== TRY IT ==
How many lines in the records below contain "title"? Reply with the number alone.

◇ ◇ ◇ ◇

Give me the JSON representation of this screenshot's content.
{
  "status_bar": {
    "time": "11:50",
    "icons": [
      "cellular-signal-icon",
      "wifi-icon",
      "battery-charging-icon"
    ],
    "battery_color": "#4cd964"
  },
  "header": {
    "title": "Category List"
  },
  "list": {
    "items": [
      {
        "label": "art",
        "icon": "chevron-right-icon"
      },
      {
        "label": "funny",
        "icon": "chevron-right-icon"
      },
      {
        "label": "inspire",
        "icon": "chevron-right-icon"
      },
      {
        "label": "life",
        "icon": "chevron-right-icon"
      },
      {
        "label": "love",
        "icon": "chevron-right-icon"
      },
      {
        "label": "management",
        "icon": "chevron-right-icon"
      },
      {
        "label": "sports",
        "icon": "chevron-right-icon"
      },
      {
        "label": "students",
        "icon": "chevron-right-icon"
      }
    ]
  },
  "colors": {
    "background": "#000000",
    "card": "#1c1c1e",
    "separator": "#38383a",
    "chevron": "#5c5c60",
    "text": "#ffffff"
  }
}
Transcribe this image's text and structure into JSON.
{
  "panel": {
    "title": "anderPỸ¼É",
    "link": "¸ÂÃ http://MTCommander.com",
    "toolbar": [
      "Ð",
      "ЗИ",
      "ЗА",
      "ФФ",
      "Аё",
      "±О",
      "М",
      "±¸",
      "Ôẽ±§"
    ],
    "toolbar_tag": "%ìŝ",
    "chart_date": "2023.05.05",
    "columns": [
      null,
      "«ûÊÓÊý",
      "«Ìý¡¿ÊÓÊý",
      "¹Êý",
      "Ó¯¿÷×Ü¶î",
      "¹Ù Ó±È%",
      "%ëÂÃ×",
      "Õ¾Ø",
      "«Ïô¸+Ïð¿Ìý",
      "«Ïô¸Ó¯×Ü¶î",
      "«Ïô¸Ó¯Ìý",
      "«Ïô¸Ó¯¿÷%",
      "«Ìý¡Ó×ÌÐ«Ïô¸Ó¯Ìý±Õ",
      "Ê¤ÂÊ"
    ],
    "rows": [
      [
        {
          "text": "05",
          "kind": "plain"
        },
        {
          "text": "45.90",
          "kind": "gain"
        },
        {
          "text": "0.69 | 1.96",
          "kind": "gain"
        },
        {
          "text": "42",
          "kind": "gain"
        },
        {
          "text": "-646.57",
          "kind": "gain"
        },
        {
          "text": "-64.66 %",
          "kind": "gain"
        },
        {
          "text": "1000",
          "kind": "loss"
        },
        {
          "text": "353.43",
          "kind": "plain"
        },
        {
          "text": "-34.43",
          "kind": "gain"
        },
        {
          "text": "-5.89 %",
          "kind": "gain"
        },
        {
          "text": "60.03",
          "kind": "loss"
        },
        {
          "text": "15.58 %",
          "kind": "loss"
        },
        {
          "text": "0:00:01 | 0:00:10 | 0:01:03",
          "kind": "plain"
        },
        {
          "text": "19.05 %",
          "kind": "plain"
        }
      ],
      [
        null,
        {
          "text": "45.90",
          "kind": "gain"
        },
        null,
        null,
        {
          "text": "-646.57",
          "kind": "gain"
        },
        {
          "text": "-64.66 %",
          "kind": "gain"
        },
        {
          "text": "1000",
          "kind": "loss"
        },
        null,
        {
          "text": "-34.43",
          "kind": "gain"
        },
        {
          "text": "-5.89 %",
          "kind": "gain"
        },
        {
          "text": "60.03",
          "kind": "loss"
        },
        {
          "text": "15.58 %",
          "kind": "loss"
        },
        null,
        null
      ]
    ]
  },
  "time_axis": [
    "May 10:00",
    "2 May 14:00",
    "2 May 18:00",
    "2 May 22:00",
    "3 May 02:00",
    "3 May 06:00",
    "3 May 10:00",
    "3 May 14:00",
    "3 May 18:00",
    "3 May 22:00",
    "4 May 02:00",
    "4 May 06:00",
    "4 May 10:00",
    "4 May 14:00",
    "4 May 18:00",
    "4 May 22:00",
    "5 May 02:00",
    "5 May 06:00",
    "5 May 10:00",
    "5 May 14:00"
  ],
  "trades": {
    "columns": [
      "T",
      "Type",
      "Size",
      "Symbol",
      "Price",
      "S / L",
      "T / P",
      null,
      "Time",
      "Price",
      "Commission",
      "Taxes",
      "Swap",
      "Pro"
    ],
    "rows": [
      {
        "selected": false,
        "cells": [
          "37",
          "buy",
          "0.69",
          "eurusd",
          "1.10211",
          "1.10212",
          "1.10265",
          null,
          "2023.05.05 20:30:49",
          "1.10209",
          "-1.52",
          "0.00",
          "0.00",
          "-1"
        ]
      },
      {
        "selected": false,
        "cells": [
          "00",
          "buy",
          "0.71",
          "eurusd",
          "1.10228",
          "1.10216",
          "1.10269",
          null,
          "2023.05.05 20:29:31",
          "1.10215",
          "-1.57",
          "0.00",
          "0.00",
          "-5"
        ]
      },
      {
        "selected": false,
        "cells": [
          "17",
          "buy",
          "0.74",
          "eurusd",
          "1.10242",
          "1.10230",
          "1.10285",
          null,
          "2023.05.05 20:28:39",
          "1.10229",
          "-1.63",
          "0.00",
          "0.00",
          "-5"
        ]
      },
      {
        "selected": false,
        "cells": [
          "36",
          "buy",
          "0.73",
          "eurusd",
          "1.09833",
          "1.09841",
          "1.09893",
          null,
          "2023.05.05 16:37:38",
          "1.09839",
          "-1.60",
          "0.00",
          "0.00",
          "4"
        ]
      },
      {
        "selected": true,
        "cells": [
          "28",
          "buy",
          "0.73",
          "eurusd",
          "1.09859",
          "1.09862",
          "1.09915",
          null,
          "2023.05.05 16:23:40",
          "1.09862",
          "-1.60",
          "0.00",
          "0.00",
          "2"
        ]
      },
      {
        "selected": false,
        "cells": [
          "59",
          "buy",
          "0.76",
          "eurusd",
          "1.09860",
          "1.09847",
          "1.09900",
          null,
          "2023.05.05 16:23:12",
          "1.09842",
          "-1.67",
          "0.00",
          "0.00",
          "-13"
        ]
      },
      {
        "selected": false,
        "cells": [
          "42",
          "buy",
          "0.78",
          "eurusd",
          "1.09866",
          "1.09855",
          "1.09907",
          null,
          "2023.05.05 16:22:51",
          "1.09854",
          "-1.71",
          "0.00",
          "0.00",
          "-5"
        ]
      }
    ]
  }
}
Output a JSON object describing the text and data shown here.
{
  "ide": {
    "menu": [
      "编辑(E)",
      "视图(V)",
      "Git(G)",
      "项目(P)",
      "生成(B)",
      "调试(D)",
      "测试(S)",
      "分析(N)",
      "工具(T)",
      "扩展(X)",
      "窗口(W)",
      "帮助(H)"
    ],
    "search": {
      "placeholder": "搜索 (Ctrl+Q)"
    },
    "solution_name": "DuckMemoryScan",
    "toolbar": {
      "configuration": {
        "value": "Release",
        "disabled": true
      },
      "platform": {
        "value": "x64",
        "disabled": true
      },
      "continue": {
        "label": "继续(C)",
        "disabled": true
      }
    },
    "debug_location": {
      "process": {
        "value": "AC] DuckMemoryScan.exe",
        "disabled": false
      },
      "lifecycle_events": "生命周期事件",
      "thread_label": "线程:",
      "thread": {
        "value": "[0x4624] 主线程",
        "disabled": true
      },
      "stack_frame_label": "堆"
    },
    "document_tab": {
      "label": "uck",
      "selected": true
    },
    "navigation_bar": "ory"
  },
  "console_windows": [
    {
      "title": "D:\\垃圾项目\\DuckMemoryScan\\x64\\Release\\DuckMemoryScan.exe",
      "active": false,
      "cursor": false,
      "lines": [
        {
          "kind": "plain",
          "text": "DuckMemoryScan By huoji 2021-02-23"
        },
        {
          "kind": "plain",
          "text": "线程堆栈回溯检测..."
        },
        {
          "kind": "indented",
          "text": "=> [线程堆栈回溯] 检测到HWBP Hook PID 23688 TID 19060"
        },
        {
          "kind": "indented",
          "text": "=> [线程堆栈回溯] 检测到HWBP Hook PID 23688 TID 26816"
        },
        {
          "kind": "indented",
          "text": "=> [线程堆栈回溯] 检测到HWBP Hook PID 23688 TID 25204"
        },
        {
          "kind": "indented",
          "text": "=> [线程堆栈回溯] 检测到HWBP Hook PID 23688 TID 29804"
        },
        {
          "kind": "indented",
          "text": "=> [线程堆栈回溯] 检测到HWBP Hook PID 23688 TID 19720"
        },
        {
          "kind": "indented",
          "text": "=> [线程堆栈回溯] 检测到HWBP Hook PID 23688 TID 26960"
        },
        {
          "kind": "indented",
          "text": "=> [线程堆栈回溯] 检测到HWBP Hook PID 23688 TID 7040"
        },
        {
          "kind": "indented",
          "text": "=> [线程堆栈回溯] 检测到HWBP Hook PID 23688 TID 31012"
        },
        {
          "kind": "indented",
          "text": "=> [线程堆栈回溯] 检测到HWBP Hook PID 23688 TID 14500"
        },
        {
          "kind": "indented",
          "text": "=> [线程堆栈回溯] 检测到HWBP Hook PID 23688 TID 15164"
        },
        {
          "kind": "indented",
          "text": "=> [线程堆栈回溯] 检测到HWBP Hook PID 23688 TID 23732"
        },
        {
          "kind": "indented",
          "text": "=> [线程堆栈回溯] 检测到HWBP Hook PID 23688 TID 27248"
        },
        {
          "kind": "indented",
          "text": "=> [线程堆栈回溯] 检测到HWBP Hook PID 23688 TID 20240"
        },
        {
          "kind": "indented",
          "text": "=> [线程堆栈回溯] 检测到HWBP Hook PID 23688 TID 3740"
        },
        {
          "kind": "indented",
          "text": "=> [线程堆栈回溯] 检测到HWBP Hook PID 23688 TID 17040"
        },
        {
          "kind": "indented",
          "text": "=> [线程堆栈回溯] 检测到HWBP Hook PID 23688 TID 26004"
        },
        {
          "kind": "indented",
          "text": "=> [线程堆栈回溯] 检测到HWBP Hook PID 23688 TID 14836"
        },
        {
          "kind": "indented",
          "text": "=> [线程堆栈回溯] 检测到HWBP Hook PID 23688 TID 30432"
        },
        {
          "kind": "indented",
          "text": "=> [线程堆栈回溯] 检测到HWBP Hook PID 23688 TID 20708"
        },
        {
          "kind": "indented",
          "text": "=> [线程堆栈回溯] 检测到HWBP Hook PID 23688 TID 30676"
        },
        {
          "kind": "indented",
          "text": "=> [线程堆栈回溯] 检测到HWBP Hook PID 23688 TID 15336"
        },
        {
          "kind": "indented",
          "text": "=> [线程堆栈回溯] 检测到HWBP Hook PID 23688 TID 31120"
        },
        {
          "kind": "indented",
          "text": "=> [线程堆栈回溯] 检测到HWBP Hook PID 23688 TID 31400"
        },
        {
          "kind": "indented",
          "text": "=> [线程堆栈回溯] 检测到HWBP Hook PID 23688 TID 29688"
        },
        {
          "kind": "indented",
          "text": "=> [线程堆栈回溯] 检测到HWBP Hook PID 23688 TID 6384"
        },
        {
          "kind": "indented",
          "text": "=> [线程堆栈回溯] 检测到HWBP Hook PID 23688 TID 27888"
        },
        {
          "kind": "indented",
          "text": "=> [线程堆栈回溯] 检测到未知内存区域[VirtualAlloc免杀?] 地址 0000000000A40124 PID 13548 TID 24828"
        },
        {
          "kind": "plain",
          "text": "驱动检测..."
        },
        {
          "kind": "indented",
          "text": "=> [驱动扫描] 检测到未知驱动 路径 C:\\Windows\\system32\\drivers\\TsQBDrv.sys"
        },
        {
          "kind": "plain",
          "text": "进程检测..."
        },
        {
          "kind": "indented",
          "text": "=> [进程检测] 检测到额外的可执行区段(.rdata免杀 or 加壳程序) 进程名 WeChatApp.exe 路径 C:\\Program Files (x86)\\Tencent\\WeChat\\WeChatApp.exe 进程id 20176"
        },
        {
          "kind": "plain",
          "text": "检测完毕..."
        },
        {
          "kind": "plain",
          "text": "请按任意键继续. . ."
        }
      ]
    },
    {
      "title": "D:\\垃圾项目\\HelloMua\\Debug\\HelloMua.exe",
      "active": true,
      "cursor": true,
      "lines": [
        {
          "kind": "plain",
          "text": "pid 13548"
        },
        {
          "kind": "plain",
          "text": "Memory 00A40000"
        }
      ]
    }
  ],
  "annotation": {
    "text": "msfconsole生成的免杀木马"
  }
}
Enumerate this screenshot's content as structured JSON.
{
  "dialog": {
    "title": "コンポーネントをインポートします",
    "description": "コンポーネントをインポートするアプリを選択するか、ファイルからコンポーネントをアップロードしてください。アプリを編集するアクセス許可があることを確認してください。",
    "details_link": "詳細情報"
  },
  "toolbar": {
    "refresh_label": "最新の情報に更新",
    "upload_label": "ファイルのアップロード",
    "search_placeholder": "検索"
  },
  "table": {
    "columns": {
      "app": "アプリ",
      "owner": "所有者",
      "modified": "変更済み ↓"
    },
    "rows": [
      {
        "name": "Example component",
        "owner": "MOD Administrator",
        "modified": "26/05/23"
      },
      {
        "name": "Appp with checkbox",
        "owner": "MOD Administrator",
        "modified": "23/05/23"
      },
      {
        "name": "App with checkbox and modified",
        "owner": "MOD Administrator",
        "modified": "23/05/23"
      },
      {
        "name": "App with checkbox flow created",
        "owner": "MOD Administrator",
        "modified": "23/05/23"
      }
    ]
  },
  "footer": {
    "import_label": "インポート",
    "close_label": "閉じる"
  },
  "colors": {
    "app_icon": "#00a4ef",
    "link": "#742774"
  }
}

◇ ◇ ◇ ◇

== WORKED SOLUTION ==
5